- **Problem requirements**:
Return the lines of the data below in which the string "your" occurs.

BEGIN Task input

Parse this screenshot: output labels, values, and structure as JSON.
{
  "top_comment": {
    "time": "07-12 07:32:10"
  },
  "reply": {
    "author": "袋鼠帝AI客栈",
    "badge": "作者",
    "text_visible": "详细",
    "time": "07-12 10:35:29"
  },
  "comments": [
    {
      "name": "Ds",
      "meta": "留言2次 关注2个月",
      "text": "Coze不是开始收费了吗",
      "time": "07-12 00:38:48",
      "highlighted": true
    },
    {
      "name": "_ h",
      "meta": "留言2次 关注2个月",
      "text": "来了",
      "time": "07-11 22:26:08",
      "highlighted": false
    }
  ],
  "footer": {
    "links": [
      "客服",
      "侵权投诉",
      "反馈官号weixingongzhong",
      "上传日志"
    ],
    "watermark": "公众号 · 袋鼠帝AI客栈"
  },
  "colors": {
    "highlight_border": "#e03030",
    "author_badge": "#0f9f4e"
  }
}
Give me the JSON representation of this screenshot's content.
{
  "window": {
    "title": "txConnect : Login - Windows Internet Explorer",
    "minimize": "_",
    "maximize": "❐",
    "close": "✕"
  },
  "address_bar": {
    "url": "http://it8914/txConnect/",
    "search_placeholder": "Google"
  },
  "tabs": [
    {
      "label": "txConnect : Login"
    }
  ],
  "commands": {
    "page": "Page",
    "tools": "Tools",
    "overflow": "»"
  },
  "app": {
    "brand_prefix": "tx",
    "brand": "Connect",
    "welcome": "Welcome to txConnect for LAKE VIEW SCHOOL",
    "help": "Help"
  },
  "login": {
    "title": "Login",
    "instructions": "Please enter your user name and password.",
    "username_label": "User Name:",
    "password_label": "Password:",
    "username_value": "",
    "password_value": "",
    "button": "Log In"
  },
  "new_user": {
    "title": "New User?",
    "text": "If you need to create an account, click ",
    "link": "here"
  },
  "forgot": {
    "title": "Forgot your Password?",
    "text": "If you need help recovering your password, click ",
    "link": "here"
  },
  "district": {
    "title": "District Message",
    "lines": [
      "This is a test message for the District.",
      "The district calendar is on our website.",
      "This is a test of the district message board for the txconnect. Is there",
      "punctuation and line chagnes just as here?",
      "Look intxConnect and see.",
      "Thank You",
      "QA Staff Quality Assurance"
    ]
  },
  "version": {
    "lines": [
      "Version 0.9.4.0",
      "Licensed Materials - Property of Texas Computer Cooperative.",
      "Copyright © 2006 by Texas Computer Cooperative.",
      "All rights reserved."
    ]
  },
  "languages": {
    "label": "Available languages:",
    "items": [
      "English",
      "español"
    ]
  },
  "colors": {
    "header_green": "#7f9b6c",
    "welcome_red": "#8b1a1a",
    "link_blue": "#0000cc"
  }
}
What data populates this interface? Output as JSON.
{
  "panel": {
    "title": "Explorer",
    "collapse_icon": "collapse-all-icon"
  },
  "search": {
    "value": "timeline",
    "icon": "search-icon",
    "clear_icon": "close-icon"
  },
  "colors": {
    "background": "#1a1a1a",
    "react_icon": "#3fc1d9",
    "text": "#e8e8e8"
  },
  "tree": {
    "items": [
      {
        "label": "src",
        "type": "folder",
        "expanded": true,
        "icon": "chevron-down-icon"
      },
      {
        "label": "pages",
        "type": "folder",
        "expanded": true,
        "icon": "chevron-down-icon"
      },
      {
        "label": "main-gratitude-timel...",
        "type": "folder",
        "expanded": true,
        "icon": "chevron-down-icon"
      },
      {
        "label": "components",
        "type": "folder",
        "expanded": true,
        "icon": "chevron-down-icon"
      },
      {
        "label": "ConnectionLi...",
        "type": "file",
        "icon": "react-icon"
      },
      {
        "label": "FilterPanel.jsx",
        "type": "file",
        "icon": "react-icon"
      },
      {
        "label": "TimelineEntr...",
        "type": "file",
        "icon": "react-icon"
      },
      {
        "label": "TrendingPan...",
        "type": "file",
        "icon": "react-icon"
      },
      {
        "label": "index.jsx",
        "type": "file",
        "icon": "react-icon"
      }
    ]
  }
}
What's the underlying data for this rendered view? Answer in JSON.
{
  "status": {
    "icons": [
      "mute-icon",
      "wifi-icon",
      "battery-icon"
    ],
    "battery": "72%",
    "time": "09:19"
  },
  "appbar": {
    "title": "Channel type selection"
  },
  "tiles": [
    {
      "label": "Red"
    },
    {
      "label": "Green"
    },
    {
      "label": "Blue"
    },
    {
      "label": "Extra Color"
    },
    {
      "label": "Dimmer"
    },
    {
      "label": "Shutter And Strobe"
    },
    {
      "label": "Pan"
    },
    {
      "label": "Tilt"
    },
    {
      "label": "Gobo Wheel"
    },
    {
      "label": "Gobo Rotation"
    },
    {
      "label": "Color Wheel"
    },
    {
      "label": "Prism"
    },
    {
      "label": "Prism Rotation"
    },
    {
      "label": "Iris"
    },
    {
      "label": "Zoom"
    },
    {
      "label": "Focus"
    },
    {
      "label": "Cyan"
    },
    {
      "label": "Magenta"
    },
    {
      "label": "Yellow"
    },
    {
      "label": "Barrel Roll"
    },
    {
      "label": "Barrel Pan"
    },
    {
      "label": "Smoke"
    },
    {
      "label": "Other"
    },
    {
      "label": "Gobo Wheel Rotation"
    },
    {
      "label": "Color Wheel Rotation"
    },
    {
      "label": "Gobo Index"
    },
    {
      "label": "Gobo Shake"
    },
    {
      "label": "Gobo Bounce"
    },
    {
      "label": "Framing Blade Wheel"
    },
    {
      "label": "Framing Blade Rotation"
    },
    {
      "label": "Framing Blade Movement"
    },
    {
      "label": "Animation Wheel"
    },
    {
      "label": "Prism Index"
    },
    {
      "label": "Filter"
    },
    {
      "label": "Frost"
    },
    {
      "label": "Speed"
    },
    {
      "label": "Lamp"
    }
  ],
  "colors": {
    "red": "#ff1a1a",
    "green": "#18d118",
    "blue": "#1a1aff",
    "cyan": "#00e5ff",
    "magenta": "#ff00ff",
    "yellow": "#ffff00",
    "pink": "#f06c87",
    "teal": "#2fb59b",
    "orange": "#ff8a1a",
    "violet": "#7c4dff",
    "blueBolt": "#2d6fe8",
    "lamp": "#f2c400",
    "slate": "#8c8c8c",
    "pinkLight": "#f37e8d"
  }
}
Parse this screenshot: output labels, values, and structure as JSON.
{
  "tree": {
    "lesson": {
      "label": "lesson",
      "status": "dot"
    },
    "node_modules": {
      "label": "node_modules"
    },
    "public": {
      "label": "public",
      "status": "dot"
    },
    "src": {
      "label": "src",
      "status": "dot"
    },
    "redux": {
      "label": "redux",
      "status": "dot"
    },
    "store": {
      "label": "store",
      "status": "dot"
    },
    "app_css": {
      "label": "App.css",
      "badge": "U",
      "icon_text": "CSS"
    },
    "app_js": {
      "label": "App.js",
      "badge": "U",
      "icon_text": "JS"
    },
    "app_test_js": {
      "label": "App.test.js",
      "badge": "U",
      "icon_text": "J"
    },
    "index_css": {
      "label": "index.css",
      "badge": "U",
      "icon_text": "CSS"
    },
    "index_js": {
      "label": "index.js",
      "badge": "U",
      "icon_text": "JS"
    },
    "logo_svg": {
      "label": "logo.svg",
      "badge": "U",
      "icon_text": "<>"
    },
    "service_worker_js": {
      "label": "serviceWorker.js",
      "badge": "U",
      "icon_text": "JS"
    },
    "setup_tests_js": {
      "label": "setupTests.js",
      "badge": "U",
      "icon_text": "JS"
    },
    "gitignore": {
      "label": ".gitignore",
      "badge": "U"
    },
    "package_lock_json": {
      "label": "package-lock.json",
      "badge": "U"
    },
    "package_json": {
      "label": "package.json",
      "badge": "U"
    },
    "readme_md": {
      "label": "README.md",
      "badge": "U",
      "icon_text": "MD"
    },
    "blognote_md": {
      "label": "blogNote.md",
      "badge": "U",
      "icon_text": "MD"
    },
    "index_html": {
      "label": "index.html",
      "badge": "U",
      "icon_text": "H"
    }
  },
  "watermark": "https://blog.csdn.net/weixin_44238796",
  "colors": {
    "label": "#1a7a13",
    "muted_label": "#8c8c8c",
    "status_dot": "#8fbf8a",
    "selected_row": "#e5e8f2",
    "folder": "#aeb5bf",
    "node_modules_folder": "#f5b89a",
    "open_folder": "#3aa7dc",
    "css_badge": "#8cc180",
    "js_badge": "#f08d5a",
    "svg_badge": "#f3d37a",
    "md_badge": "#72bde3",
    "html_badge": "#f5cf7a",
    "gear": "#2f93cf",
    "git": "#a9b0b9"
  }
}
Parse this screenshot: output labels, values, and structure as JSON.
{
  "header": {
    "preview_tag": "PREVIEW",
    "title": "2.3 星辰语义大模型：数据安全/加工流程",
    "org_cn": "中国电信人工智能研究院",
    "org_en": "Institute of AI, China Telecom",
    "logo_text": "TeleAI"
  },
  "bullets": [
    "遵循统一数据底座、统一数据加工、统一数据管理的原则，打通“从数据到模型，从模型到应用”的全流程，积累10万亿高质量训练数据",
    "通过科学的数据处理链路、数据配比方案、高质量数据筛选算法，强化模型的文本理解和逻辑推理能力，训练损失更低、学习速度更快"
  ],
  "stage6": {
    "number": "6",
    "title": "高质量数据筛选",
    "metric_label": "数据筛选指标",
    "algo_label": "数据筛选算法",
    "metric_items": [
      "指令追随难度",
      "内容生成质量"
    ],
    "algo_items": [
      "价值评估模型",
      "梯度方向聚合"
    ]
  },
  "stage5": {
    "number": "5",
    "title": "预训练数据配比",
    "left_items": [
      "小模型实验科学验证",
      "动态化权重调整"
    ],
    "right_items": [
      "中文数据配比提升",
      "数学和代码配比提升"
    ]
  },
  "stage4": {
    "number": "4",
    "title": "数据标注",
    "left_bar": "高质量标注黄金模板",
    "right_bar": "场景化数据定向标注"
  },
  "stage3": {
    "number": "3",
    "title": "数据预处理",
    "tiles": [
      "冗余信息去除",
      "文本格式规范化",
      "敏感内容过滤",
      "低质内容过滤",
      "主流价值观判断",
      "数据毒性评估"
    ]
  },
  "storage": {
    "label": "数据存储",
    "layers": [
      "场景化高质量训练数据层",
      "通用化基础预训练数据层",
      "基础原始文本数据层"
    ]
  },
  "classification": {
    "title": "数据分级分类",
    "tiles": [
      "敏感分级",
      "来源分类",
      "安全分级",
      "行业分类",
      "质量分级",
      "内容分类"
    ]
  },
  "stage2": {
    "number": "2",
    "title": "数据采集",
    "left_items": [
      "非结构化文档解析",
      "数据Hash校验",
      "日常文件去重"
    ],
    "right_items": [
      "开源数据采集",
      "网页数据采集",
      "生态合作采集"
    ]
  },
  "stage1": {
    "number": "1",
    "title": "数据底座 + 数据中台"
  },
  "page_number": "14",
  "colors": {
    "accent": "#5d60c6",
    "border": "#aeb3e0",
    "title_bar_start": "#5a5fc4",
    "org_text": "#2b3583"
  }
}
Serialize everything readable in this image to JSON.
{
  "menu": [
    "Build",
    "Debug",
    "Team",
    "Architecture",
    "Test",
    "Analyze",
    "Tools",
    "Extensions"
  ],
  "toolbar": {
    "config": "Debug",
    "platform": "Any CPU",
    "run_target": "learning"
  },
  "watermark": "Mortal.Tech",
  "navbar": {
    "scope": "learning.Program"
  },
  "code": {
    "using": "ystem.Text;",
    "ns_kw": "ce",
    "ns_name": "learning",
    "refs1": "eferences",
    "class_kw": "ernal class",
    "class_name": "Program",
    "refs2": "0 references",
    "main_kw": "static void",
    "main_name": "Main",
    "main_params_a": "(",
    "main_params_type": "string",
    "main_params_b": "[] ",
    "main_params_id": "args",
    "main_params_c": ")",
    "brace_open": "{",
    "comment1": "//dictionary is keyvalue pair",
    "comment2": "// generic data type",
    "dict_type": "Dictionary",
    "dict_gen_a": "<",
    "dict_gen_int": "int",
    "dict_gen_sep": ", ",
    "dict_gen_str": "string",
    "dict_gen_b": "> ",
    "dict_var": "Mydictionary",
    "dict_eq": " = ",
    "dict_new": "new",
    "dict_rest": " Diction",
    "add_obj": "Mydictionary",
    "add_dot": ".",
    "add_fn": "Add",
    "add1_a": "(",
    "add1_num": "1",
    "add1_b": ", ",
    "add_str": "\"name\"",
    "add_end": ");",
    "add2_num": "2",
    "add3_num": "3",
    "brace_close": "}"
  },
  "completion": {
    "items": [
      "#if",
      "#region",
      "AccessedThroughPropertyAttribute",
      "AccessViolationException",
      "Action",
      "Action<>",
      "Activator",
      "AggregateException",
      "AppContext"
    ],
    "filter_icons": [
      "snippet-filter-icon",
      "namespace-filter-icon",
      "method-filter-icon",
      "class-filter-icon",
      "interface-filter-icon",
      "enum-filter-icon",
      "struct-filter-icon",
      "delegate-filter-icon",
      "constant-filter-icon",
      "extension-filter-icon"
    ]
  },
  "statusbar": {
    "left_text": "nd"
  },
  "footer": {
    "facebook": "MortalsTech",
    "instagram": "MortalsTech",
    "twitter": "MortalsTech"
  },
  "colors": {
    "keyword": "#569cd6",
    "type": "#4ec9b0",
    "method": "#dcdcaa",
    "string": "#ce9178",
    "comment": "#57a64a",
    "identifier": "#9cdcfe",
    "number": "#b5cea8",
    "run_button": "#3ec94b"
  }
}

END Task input

- **Solved problem**:
    "instructions": "Please enter your user name and password.",
    "title": "Forgot your Password?",
    "text": "If you need help recovering your password, click ",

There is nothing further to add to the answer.